Task input section start
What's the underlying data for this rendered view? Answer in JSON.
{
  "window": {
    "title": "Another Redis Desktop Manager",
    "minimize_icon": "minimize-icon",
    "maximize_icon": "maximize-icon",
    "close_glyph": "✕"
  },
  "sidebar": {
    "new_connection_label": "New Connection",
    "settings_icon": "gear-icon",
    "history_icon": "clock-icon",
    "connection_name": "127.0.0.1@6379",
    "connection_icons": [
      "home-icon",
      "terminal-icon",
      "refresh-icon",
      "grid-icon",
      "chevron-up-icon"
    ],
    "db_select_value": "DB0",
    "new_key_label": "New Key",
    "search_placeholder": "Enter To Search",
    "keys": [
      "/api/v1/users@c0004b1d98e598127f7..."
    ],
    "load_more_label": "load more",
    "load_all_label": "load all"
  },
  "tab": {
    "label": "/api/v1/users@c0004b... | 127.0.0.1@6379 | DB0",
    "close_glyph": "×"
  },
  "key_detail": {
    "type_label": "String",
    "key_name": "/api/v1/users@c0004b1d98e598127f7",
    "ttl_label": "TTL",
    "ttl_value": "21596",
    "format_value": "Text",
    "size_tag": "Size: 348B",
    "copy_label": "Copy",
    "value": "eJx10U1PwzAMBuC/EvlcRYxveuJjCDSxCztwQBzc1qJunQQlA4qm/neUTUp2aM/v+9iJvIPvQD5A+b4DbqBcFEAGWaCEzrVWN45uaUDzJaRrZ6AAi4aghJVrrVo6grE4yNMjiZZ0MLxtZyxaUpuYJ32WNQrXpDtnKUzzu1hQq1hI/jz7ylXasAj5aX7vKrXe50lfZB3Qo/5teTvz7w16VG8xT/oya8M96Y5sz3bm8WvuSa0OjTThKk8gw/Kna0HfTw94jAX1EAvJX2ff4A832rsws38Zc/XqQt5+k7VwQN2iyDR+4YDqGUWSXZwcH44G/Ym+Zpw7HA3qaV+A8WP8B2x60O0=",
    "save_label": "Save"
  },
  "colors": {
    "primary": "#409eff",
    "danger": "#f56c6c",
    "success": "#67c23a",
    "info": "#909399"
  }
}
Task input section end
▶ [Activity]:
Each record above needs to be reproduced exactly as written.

▶ [Answer for the task]:
What's the underlying data for this rendered view? Answer in JSON.
{
  "window": {
    "title": "Another Redis Desktop Manager",
    "minimize_icon": "minimize-icon",
    "maximize_icon": "maximize-icon",
    "close_glyph": "✕"
  },
  "sidebar": {
    "new_connection_label": "New Connection",
    "settings_icon": "gear-icon",
    "history_icon": "clock-icon",
    "connection_name": "127.0.0.1@6379",
    "connection_icons": [
      "home-icon",
      "terminal-icon",
      "refresh-icon",
      "grid-icon",
      "chevron-up-icon"
    ],
    "db_select_value": "DB0",
    "new_key_label": "New Key",
    "search_placeholder": "Enter To Search",
    "keys": [
      "/api/v1/users@c0004b1d98e598127f7..."
    ],
    "load_more_label": "load more",
    "load_all_label": "load all"
  },
  "tab": {
    "label": "/api/v1/users@c0004b... | 127.0.0.1@6379 | DB0",
    "close_glyph": "×"
  },
  "key_detail": {
    "type_label": "String",
    "key_name": "/api/v1/users@c0004b1d98e598127f7",
    "ttl_label": "TTL",
    "ttl_value": "21596",
    "format_value": "Text",
    "size_tag": "Size: 348B",
    "copy_label": "Copy",
    "value": "eJx10U1PwzAMBuC/EvlcRYxveuJjCDSxCztwQBzc1qJunQQlA4qm/neUTUp2aM/v+9iJvIPvQD5A+b4DbqBcFEAGWaCEzrVWN45uaUDzJaRrZ6AAi4aghJVrrVo6grE4yNMjiZZ0MLxtZyxaUpuYJ32WNQrXpDtnKUzzu1hQq1hI/jz7ylXasAj5aX7vKrXe50lfZB3Qo/5teTvz7w16VG8xT/oya8M96Y5sz3bm8WvuSa0OjTThKk8gw/Kna0HfTw94jAX1EAvJX2ff4A832rsws38Zc/XqQt5+k7VwQN2iyDR+4YDqGUWSXZwcH44G/Ym+Zpw7HA3qaV+A8WP8B2x60O0=",
    "save_label": "Save"
  },
  "colors": {
    "primary": "#409eff",
    "danger": "#f56c6c",
    "success": "#67c23a",
    "info": "#909399"
  }
}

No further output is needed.